A biologist at University of Tehran, who wanted to remain anonymous to preserve privacy, says scientists there have resorted to asking colleagues in universities outside Iran to act as intermediates to get basic laboratory services routinely done abroad, such as DNA sequencing. Or they have asked friends traveling outside Iran to take the DNA samples with them and to mail them to the sequencing company from abroad. The biologist says a company that had accepted samples from Iran for sequencing in the past said that “political issues” made it difficult to deal with scientists in Iran directly.
Abbas Edalat, a British-Iranian computer scientist at Imperial College London, says it’s wrong to blame all of the untoward effects on research on President Trump.
“Even after the 2015 treaty, under Obama, there were all these limitations imposed by the United States on Iranians, including Iranian academics,” he says. Under President Barack Obama’s presidency, he says, the US State Department emailed him to say his membership of a visa waiver scheme, commonly used by many visitors to the US because it’s easier than applying for a formal visa, was being canceled because of his nationality. “It’s true that it has become much more accentuated under Trump—there is no comparison—but it all started under Obama.”
The biggest problem for Iranian scientists right now, he says, is the collapse of the country’s currency, the rial. “The budget they have for travel, to go to conferences, to even pay for articles to appear in conference proceedings has been so limited now because of the sanctions that they can’t afford to do that.”
Edalat, the founder of the Campaign Against Sanctions and Military Intervention in Iran, was arrested by security officials while visiting Iran in April 2018 and detained for eight months on suspicion of spying. He blames the US and its allies for what he says is understandable nervousness in Iran. “They have created a kind of siege conditions in Iran. All these US military bases surrounding the country and, apart from the sanctions, all these overt and covert operations for regime change. Any country in that kind of condition would have its intelligence services be over-cautious.”

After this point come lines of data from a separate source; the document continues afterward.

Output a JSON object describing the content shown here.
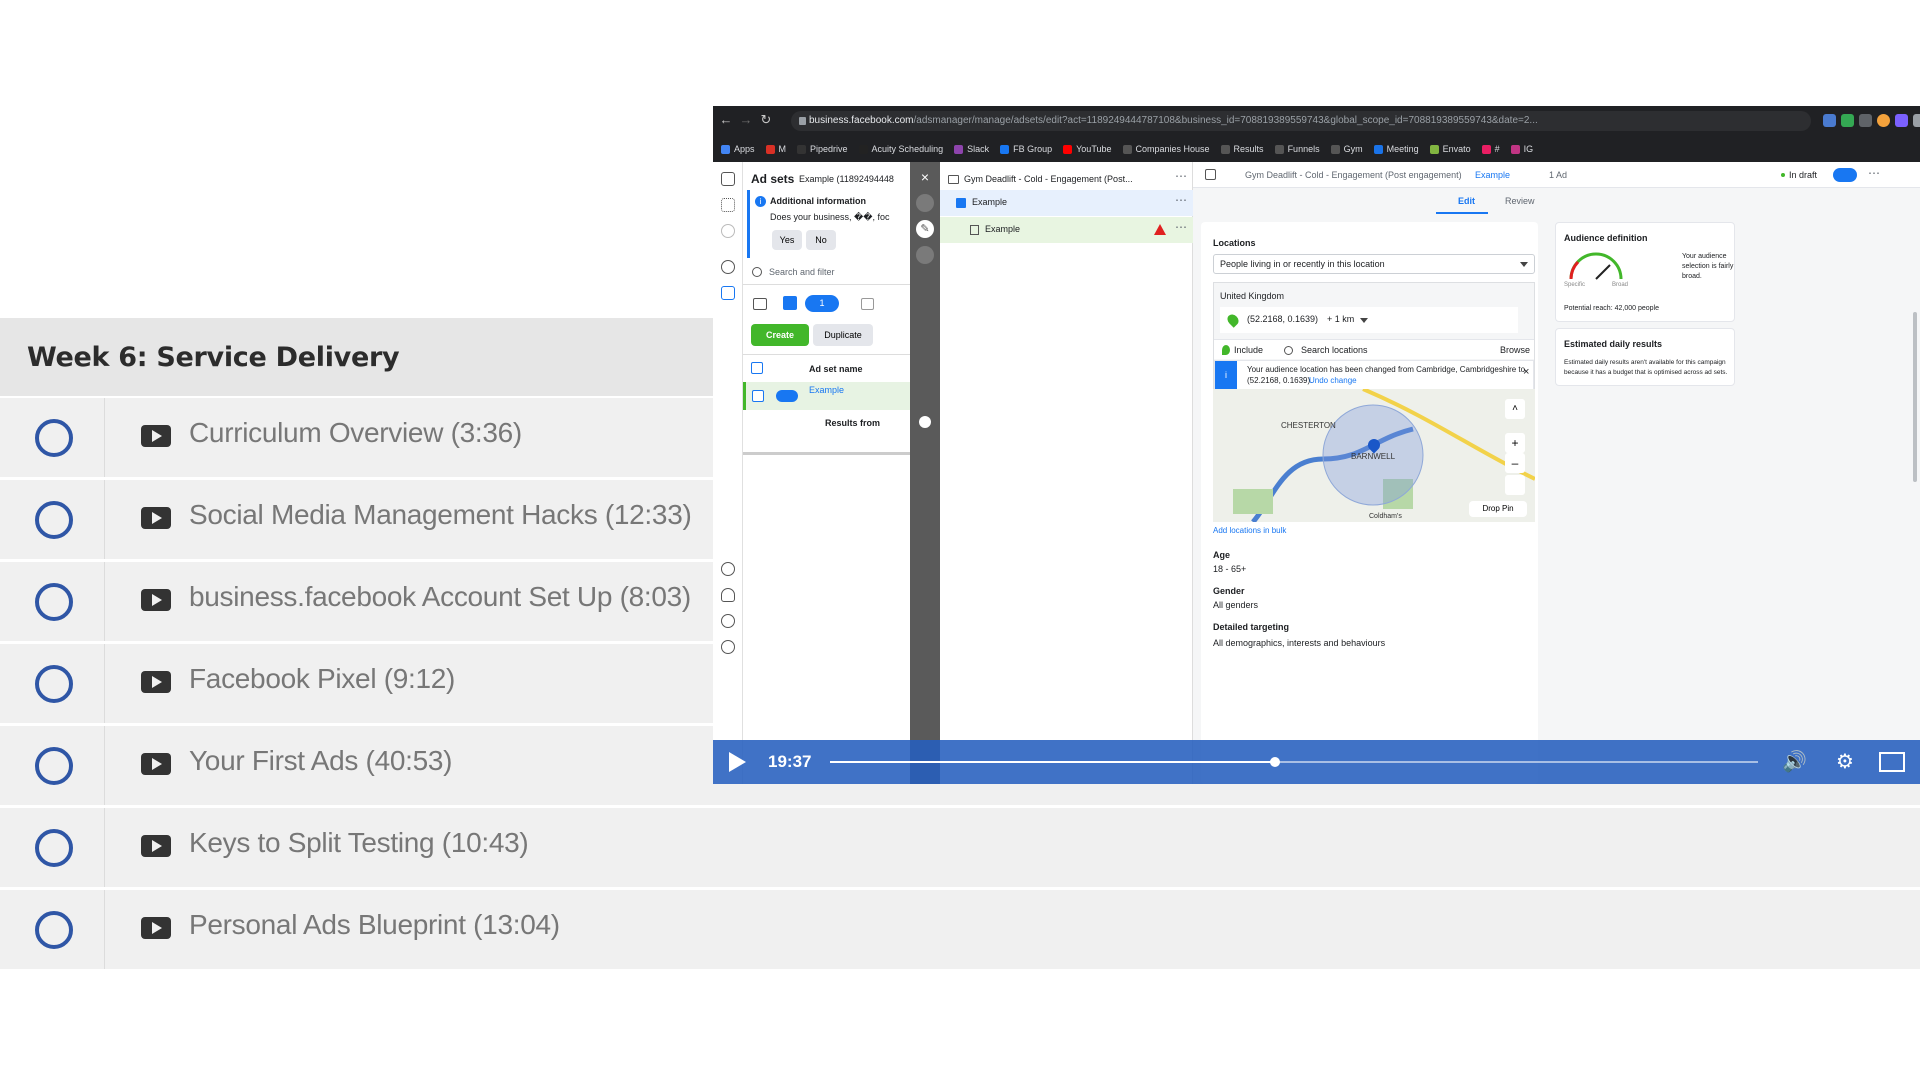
{
  "course": {
    "week_title": "Week 6: Service Delivery",
    "lessons": [
      {
        "title": "Curriculum Overview (3:36)"
      },
      {
        "title": "Social Media Management Hacks (12:33)"
      },
      {
        "title": "business.facebook Account Set Up (8:03)"
      },
      {
        "title": "Facebook Pixel (9:12)"
      },
      {
        "title": "Your First Ads (40:53)"
      },
      {
        "title": "Keys to Split Testing (10:43)"
      },
      {
        "title": "Personal Ads Blueprint (13:04)"
      }
    ]
  },
  "browser": {
    "url_host": "business.facebook.com",
    "url_path": "/adsmanager/manage/adsets/edit?act=1189249444787108&business_id=708819389559743&global_scope_id=708819389559743&date=2...",
    "bookmarks": [
      "Apps",
      "M",
      "Pipedrive",
      "Acuity Scheduling",
      "Slack",
      "FB Group",
      "YouTube",
      "Companies House",
      "Results",
      "Funnels",
      "Gym",
      "Meeting",
      "Envato",
      "#",
      "IG"
    ],
    "bookmark_colors": [
      "#4285f4",
      "#d93025",
      "#333333",
      "#222222",
      "#8e44ad",
      "#1877f2",
      "#ff0000",
      "#555555",
      "#555555",
      "#555555",
      "#555555",
      "#1a73e8",
      "#82b541",
      "#e91e63",
      "#c13584"
    ]
  },
  "adsets_panel": {
    "title": "Ad sets",
    "example_label": "Example (11892494448",
    "info_title": "Additional information",
    "info_text": "Does your business, ��, foc",
    "yes": "Yes",
    "no": "No",
    "search_placeholder": "Search and filter",
    "selected_count": "1",
    "create": "Create",
    "duplicate": "Duplicate",
    "column_name": "Ad set name",
    "row_name": "Example",
    "results_from": "Results from"
  },
  "tree": {
    "campaign": "Gym Deadlift - Cold - Engagement (Post...",
    "adset": "Example",
    "ad": "Example"
  },
  "editor": {
    "breadcrumb_campaign": "Gym Deadlift - Cold - Engagement (Post engagement)",
    "breadcrumb_adset": "Example",
    "breadcrumb_ad": "1 Ad",
    "status": "In draft",
    "tab_edit": "Edit",
    "tab_review": "Review",
    "locations_label": "Locations",
    "locations_select": "People living in or recently in this location",
    "country": "United Kingdom",
    "coords": "(52.2168, 0.1639)",
    "radius": "+ 1 km",
    "include": "Include",
    "search_locations": "Search locations",
    "browse": "Browse",
    "notice": "Your audience location has been changed from Cambridge, Cambridgeshire to",
    "notice2": "(52.2168, 0.1639).",
    "undo": "Undo change",
    "map_label_1": "CHESTERTON",
    "map_label_2": "BARNWELL",
    "map_label_3": "Coldham's",
    "drop_pin": "Drop Pin",
    "add_bulk": "Add locations in bulk",
    "age_label": "Age",
    "age_value": "18 - 65+",
    "gender_label": "Gender",
    "gender_value": "All genders",
    "detailed_label": "Detailed targeting",
    "detailed_value": "All demographics, interests and behaviours"
  },
  "audience": {
    "title": "Audience definition",
    "note": [
      "Your audience",
      "selection is fairly",
      "broad."
    ],
    "specific": "Specific",
    "broad": "Broad",
    "reach": "Potential reach: 42,000 people",
    "est_title": "Estimated daily results",
    "est_text_1": "Estimated daily results aren't available for this campaign",
    "est_text_2": "because it has a budget that is optimised across ad sets."
  },
  "player": {
    "time": "19:37",
    "progress": 0.48
  }
}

Schweitzer says everybody suffers from the political stand-off. “The Iranians are very good scientific and engineering specialists,” he says. “Global science is missing a piece if the Iranians don’t participate.”